Increased awareness of the issues surrounding LGBTI+ people when accessing healthcare on the part of HSE staff can make significant differences to LGBTI+ people’s experience, and, in turn on their physical and mental health.
Simple symbols, such as the rainbow, are an effective way to signal to LGBTI+ people that they are in a positive, inclusive, safe environment, and encourage them to talk about things they may otherwise have felt unsure or uncomfortable disclosing. They also encourage conversations amongst staff themselves about the importance of being aware of issues of equality, diversity and inclusion, and help to reinforce the shared responsibility that HSE staff have in this regard.
We suggest a planned roll out of a whole department or whole service approach to the initiative:
- Agree Funding
- Agree communication plan
- Agree lead person/team
- Agree resources
- Adopt sign up
- Consider education sessions
Please see the implementation pack for further details on suggestions for project roll out.
The HSE have launched two online training programmes in collaboration with community partners.
- LGBT+ Awareness Training.
This module will give you an understanding of LGBT+ identities and relevant health issues, and provide tips on how to be more inclusive of LGBT+ service users. You can also access activities for your workplace, resources to develop your knowledge, and tools to help you support LGBT+ people)
- Introduction to Transgender Awareness in Healthcare Training.
The aim of this resource is to improve your awareness of issues and healthcare pathways that impact the lives of transgender people and their families.
Designed for HSE staff, these training modules will give you an understanding of LGBTI+ identities and provide some guidance on how you can be inclusive of all LGBTI+ service users.
Log into HSELand for more details.
If you would like to connect with the HSE’s Diversity, Equality and Inclusion team please contact us at our email address for enquiries and comments: diversity.HR@hse.ie
Other Relevant Training
Gender Identity Skills Training is held periodically by the HSE and community partners with further details are available by email to LGBTIfirstname.lastname@example.org.
The LGBT Champions Programme which is focused on Health and Social Workers Caring for Older People and run by LGBT Ireland is also available.
An LGBT Champion is someone who, through the Champions training programme, is trained and empowered with the understanding and skills needed to increase the visibility, respect, awareness and knowledge of the issues facing LGBT+ older people.
Further information is available by email to email@example.com or firstname.lastname@example.org
HSE Rainbow Badge 2023
Mike Healy from Linn Dara CAMHS with the support of Matt Swain from Linn Dara Schools sought the views and opinions of young people attending Linn Dara Schools about the HSE Rainbow Badge Initiative.
One of the main point’s received from young people is that the traditional flag while representative of the community, it was not in keeping with the majority of symbols/flags that young people would use today.
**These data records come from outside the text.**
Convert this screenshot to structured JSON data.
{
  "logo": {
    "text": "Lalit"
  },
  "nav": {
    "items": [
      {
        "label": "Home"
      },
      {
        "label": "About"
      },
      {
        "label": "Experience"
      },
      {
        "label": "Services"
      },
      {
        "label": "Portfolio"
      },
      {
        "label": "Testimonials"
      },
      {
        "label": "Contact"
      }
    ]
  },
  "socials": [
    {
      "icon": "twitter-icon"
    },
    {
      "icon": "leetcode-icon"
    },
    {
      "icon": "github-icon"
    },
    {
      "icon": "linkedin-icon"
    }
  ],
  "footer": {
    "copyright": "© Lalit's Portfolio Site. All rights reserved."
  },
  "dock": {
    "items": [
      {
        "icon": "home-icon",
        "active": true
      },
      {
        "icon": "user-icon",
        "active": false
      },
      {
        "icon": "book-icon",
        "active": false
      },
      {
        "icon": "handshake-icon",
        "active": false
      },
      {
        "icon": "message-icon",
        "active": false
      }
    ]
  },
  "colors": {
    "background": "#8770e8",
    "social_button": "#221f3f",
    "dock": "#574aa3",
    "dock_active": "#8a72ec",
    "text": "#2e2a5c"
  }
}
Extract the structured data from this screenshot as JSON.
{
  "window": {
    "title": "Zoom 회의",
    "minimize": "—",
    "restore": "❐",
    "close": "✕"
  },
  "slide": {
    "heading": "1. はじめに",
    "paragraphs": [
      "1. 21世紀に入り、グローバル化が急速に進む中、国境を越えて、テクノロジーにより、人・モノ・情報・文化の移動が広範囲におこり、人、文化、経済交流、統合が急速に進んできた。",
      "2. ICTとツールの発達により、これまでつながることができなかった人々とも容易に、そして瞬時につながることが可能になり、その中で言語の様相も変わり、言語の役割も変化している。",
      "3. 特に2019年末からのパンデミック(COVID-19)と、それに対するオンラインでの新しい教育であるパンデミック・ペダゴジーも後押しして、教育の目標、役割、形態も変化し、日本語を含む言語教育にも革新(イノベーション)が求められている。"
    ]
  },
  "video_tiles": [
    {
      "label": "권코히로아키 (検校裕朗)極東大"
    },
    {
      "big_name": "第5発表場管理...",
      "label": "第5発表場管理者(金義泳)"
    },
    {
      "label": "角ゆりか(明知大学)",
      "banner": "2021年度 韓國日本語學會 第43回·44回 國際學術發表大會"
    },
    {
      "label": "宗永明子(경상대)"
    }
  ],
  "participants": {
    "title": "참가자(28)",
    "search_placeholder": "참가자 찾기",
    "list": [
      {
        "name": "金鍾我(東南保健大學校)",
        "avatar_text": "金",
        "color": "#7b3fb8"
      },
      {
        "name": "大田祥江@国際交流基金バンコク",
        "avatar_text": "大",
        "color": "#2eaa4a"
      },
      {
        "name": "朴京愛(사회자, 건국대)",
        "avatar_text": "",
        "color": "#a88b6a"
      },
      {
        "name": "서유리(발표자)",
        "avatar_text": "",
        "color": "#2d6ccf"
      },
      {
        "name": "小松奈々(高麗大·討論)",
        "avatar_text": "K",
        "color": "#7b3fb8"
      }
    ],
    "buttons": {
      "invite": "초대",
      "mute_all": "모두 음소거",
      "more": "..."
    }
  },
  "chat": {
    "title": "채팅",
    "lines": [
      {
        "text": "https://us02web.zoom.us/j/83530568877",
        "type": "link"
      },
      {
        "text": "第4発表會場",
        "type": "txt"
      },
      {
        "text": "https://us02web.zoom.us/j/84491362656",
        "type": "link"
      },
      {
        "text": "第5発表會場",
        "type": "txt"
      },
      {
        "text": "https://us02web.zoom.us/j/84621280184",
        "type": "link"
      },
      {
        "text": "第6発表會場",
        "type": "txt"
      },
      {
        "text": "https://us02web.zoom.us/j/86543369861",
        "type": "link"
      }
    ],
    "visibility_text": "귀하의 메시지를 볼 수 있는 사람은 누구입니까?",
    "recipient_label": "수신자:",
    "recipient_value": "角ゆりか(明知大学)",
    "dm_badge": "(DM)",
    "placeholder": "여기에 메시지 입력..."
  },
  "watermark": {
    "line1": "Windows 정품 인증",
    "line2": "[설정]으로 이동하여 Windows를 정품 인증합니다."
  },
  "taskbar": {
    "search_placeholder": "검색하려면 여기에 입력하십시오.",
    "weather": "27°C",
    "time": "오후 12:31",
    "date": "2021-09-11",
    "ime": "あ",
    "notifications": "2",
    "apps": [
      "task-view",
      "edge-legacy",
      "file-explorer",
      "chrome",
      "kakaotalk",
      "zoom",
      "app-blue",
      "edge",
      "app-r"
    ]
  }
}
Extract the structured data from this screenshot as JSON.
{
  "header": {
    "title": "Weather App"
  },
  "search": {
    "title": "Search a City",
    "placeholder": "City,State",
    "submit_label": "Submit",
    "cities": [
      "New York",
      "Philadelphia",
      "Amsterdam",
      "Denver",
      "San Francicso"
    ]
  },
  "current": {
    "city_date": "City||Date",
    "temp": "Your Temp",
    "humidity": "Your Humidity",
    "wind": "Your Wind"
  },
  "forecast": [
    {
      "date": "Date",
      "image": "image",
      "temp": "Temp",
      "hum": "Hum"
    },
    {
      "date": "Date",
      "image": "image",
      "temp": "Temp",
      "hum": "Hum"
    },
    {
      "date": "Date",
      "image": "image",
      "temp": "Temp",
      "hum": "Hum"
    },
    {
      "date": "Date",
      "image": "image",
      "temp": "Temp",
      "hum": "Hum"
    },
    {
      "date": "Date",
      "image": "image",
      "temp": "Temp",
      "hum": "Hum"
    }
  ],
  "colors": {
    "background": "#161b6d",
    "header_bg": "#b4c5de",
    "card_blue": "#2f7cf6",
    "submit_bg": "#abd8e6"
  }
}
The 2021 Intersex Inclusive flag was seen by the young people as the more accepted and most representative flag in their peer group so a request was made to update the HSE Rainbow Badge design to this.
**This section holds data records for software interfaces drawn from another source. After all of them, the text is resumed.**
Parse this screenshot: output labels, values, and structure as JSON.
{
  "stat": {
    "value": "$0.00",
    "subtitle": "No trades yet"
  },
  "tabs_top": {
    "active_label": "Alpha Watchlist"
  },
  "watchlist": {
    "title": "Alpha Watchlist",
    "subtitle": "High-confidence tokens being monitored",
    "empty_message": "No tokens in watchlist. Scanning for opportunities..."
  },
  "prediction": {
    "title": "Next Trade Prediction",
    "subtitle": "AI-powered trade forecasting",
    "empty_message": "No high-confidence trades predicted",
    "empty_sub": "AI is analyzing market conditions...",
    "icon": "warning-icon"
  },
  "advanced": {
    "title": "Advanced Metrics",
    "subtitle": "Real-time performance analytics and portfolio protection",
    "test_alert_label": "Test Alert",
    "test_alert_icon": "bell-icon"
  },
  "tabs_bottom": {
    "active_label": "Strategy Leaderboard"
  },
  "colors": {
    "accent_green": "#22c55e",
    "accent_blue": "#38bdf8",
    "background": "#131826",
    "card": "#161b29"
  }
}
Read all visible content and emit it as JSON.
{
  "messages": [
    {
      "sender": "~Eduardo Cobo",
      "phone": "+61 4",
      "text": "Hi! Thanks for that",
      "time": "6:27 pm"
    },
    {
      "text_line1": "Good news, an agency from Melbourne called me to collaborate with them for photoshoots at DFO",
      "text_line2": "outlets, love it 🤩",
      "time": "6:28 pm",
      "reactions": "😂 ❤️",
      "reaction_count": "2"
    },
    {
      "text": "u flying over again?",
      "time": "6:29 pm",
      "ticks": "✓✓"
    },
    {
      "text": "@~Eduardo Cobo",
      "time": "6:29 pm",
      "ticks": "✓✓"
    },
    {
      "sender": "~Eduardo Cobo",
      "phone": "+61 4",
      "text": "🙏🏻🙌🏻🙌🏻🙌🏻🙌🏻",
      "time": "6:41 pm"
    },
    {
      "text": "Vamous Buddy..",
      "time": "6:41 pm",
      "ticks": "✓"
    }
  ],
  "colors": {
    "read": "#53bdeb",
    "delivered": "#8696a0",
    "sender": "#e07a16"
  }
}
Mike, Matt and the design team (Capiche Design) decided that the new flag should not be diluted with the addition of any other branding, that we as the HSE are allies and as such the new concept of the Rainbow Flag side by side with the new HSE branding and stepped back from the flag was agreed.
The new design was launched at the 2nd “A Day of Rainbow’s” Conference held in collaboration with Children’s Health Ireland in June 2023”.
Supporters of HSE Rainbow Badge Initiative
Downloads / Resources
- HSE Rainbow Badge Implementation Toolkit (PDF, size 2.97 MB, 25 pages)
- HSE Rainbow Badge Practice Guide for Healthcare Professionals (PDF, size 2.47 MB, 40 pages)
- CHI Rainbow Badge Poster (PDF, size 3.15 MB, 1 page)
- CHI Rainbow Badge Leaflet (PDF, size 1.97 MB, 2 pages)
- CHI Rainbow Badge A5 Pin Card (PDF, size 1.83 MB, 2 pages)
- Linn Dara Badge A5 Pin Card (PDF, size 373 KB, 2 pages)
- Linn Dara Pledge Sign Up (PDF, size 95 KB, 1 page)
- Linn Dara Pledge Large (PDF, size 143 KB, 1 page)